EXERCISE AIM |
Copy every line of the data exactly, leaving nothing out.

INFORMATION GIVEN |

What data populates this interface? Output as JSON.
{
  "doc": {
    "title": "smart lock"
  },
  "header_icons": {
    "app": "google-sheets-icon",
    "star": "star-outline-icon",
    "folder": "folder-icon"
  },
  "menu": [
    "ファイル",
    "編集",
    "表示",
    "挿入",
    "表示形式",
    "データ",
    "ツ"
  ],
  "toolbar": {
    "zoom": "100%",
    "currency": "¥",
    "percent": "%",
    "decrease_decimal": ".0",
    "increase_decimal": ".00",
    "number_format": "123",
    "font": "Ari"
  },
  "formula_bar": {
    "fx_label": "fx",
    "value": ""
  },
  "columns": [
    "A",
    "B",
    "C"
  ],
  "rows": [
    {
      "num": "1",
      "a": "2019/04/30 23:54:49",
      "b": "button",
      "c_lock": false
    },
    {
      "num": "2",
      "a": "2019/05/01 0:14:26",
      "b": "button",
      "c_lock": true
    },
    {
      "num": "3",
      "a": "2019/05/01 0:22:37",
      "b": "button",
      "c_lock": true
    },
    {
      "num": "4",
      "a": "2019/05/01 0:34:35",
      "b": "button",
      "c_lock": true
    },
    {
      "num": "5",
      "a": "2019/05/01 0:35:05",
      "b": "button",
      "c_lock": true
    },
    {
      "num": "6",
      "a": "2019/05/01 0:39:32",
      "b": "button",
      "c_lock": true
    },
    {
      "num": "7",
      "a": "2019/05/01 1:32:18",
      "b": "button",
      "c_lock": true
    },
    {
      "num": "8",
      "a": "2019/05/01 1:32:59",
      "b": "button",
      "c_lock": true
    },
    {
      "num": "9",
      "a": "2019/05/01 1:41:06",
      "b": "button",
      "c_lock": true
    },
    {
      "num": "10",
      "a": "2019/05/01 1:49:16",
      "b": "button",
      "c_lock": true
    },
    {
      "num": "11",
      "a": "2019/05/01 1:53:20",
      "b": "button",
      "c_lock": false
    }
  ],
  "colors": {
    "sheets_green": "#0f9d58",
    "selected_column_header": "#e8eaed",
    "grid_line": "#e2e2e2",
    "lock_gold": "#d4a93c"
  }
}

RESPONSE BOX |
What data populates this interface? Output as JSON.
{
  "doc": {
    "title": "smart lock"
  },
  "header_icons": {
    "app": "google-sheets-icon",
    "star": "star-outline-icon",
    "folder": "folder-icon"
  },
  "menu": [
    "ファイル",
    "編集",
    "表示",
    "挿入",
    "表示形式",
    "データ",
    "ツ"
  ],
  "toolbar": {
    "zoom": "100%",
    "currency": "¥",
    "percent": "%",
    "decrease_decimal": ".0",
    "increase_decimal": ".00",
    "number_format": "123",
    "font": "Ari"
  },
  "formula_bar": {
    "fx_label": "fx",
    "value": ""
  },
  "columns": [
    "A",
    "B",
    "C"
  ],
  "rows": [
    {
      "num": "1",
      "a": "2019/04/30 23:54:49",
      "b": "button",
      "c_lock": false
    },
    {
      "num": "2",
      "a": "2019/05/01 0:14:26",
      "b": "button",
      "c_lock": true
    },
    {
      "num": "3",
      "a": "2019/05/01 0:22:37",
      "b": "button",
      "c_lock": true
    },
    {
      "num": "4",
      "a": "2019/05/01 0:34:35",
      "b": "button",
      "c_lock": true
    },
    {
      "num": "5",
      "a": "2019/05/01 0:35:05",
      "b": "button",
      "c_lock": true
    },
    {
      "num": "6",
      "a": "2019/05/01 0:39:32",
      "b": "button",
      "c_lock": true
    },
    {
      "num": "7",
      "a": "2019/05/01 1:32:18",
      "b": "button",
      "c_lock": true
    },
    {
      "num": "8",
      "a": "2019/05/01 1:32:59",
      "b": "button",
      "c_lock": true
    },
    {
      "num": "9",
      "a": "2019/05/01 1:41:06",
      "b": "button",
      "c_lock": true
    },
    {
      "num": "10",
      "a": "2019/05/01 1:49:16",
      "b": "button",
      "c_lock": true
    },
    {
      "num": "11",
      "a": "2019/05/01 1:53:20",
      "b": "button",
      "c_lock": false
    }
  ],
  "colors": {
    "sheets_green": "#0f9d58",
    "selected_column_header": "#e8eaed",
    "grid_line": "#e2e2e2",
    "lock_gold": "#d4a93c"
  }
}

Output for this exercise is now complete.